What if you knew that 20% of the e-mail that you sent to opt-in subscribers wasn’t reaching its destination. Would you change the way you look at your ROI? According to recent statistics from Return Path, you should.
This poses two issues for e-mail marketers:
- How can you increase deliverability?
- What is the correct measure for determining ROI?
Obviously, you can’t count bounced e-mail as deliverable. The problem seems to be, however, that we’re all getting more bounces than we believe we are because some of the e-mail we think is getting through isn’t. And we’re not getting an undeliverable report on the return.
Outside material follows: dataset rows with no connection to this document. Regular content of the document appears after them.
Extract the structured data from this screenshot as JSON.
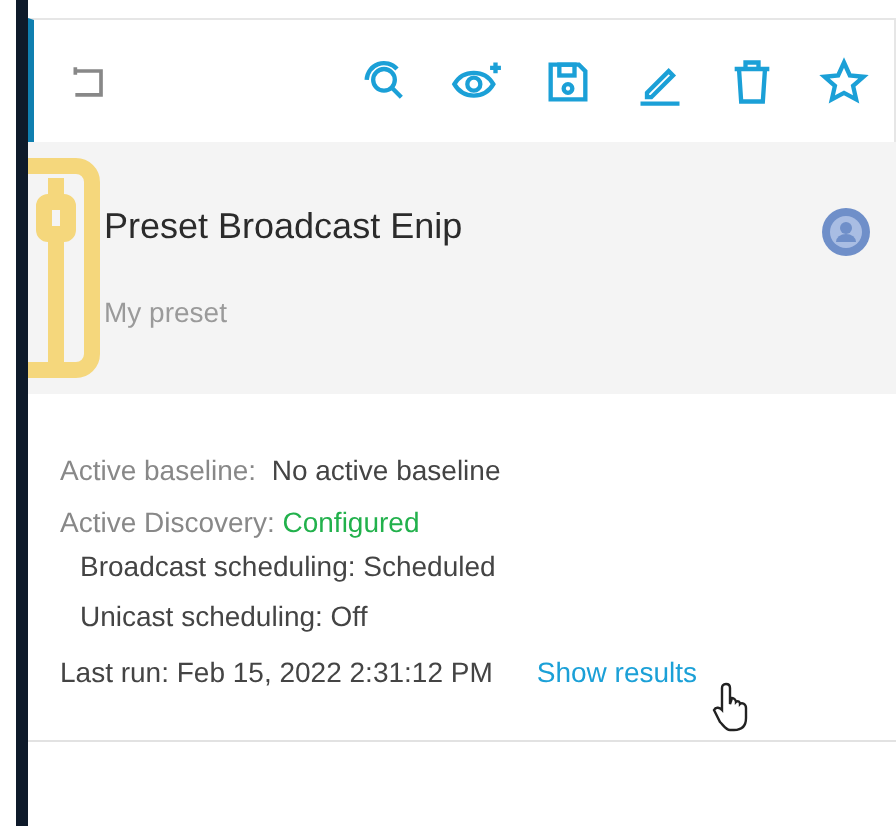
{
  "preset": {
    "title": "Preset Broadcast Enip",
    "subtitle": "My preset"
  },
  "details": {
    "baseline": {
      "label": "Active baseline:",
      "value": "No active baseline"
    },
    "discovery": {
      "label": "Active Discovery:",
      "value": "Configured"
    },
    "schedules": [
      {
        "text": "Broadcast scheduling: Scheduled"
      },
      {
        "text": "Unicast scheduling: Off"
      }
    ],
    "last_run": "Last run: Feb 15, 2022 2:31:12 PM",
    "link": "Show results"
  }
}
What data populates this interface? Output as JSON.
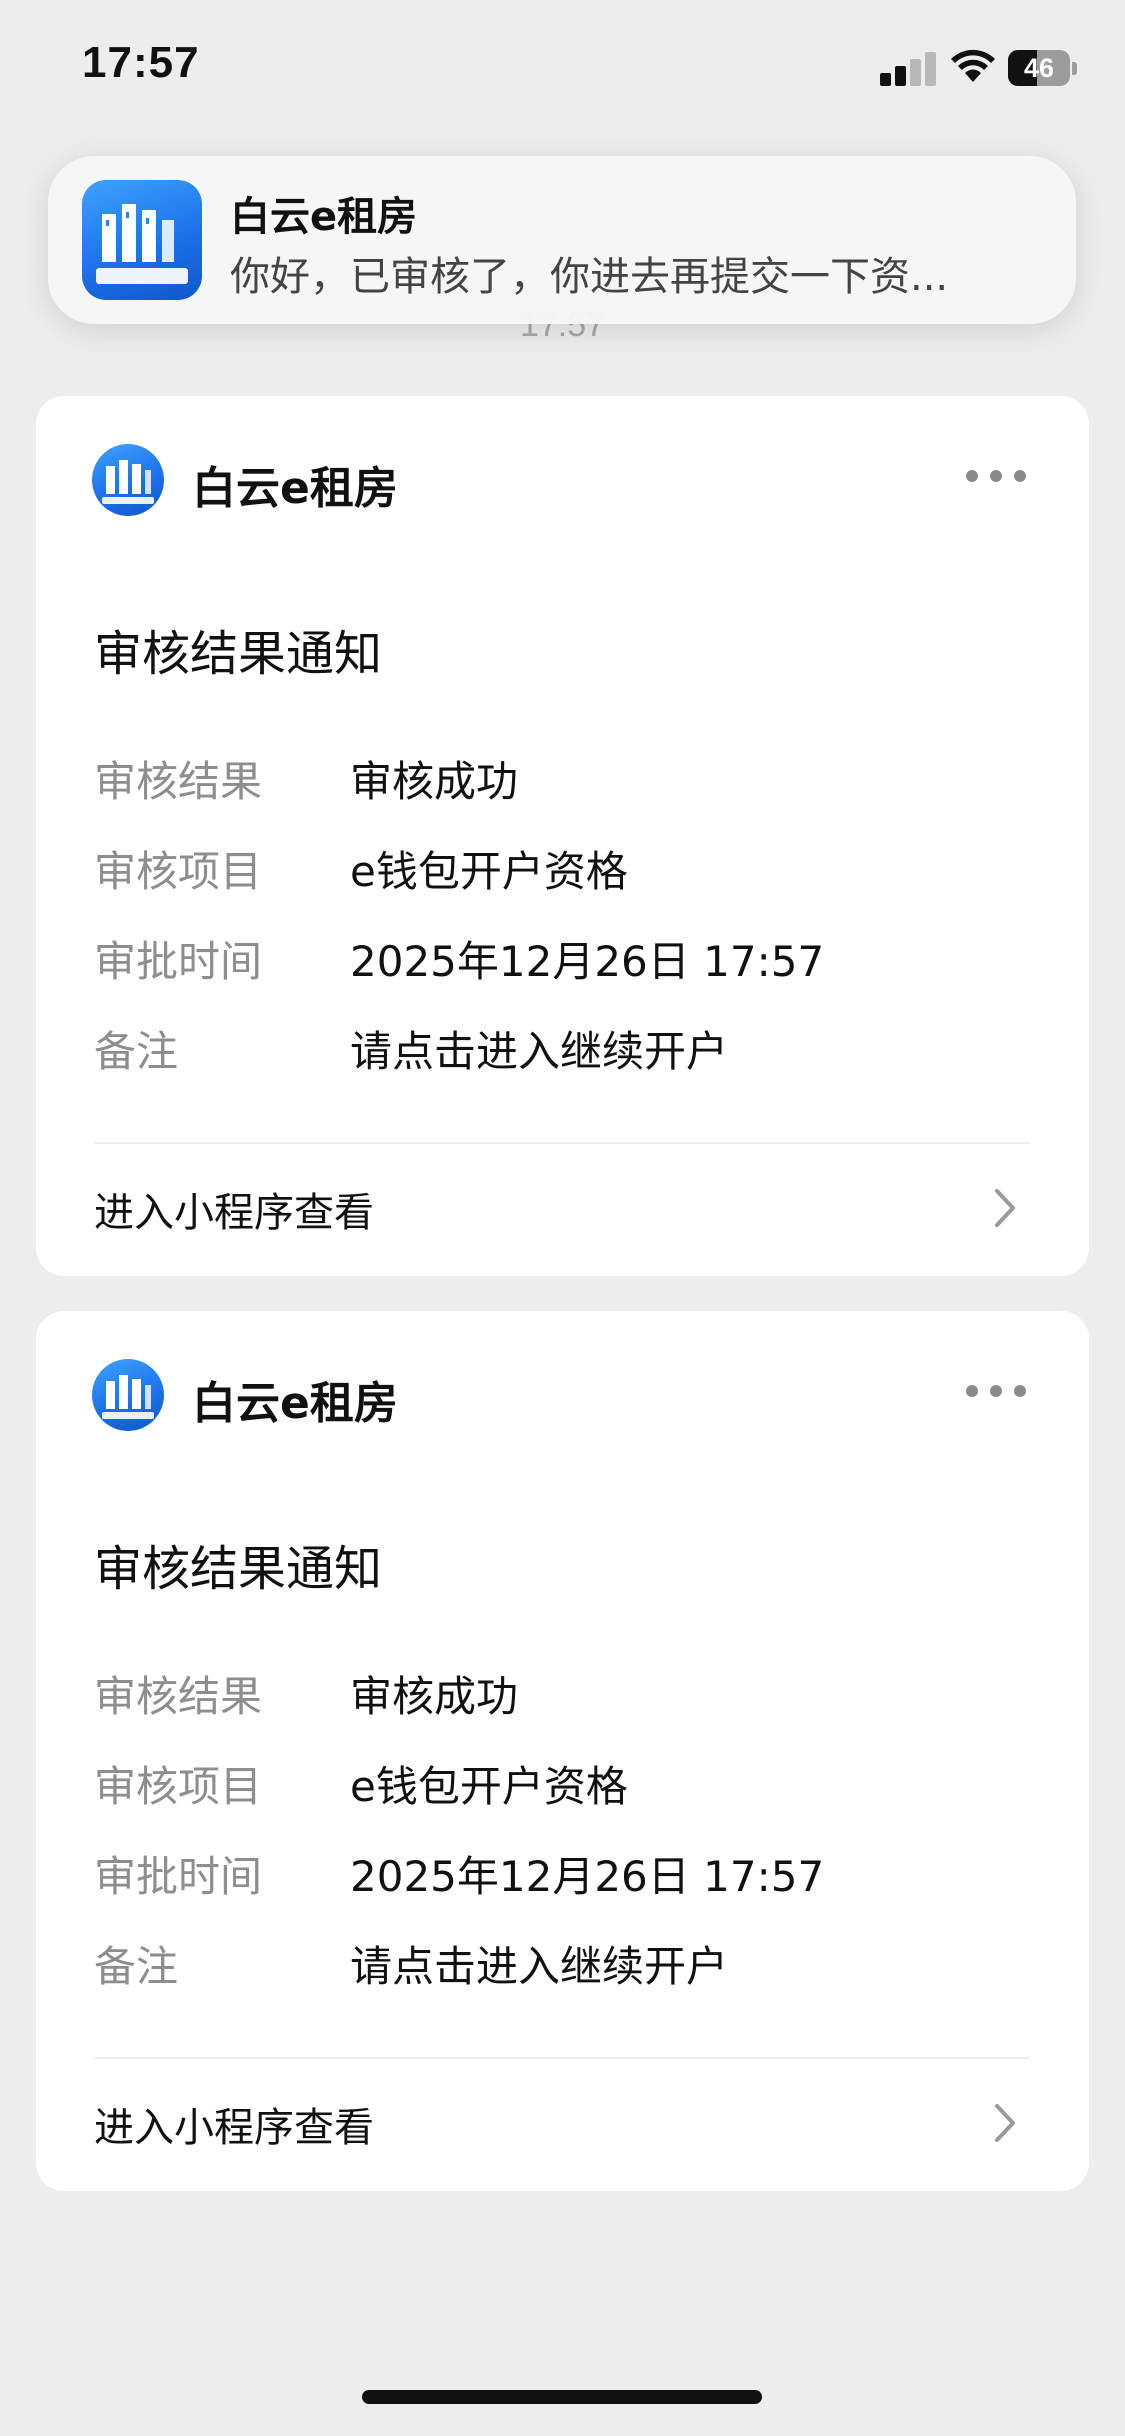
{
  "status_bar": {
    "time": "17:57",
    "battery": "46",
    "battery_level": 0.46
  },
  "chat": {
    "timestamp": "17:57"
  },
  "notification": {
    "app_name": "白云e租房",
    "body": "你好，已审核了，你进去再提交一下资..."
  },
  "cards": [
    {
      "source": "白云e租房",
      "title": "审核结果通知",
      "fields": [
        {
          "label": "审核结果",
          "value": "审核成功"
        },
        {
          "label": "审核项目",
          "value": "e钱包开户资格"
        },
        {
          "label": "审批时间",
          "value": "2025年12月26日 17:57"
        },
        {
          "label": "备注",
          "value": "请点击进入继续开户"
        }
      ],
      "link_label": "进入小程序查看"
    },
    {
      "source": "白云e租房",
      "title": "审核结果通知",
      "fields": [
        {
          "label": "审核结果",
          "value": "审核成功"
        },
        {
          "label": "审核项目",
          "value": "e钱包开户资格"
        },
        {
          "label": "审批时间",
          "value": "2025年12月26日 17:57"
        },
        {
          "label": "备注",
          "value": "请点击进入继续开户"
        }
      ],
      "link_label": "进入小程序查看"
    }
  ],
  "colors": {
    "background": "#ededed",
    "card": "#ffffff",
    "label_gray": "#8e8e8e",
    "brand_blue": "#1a6fe8"
  }
}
That most definitely affects ROI.
As an example, if you send 100 e-mails and you have a bounce rate of 10% then there’s an additional 20% that you should include in the bounce rate. Instead of 90 deliverables you should only count 72 deliverables. That’s a 72% deliverability rate. If you close an average of 25 e-mails from that 100 then you don’t have a 25% conversion rate nor is it 27.7%. Rather, your conversion rate is 25/72, or 34.7%.
Why is that significant. It’s very significant because if you can figure out a way to decrease the undeliverables then you’ll make more sales. Now the question for savvy e-mail marketers is, How?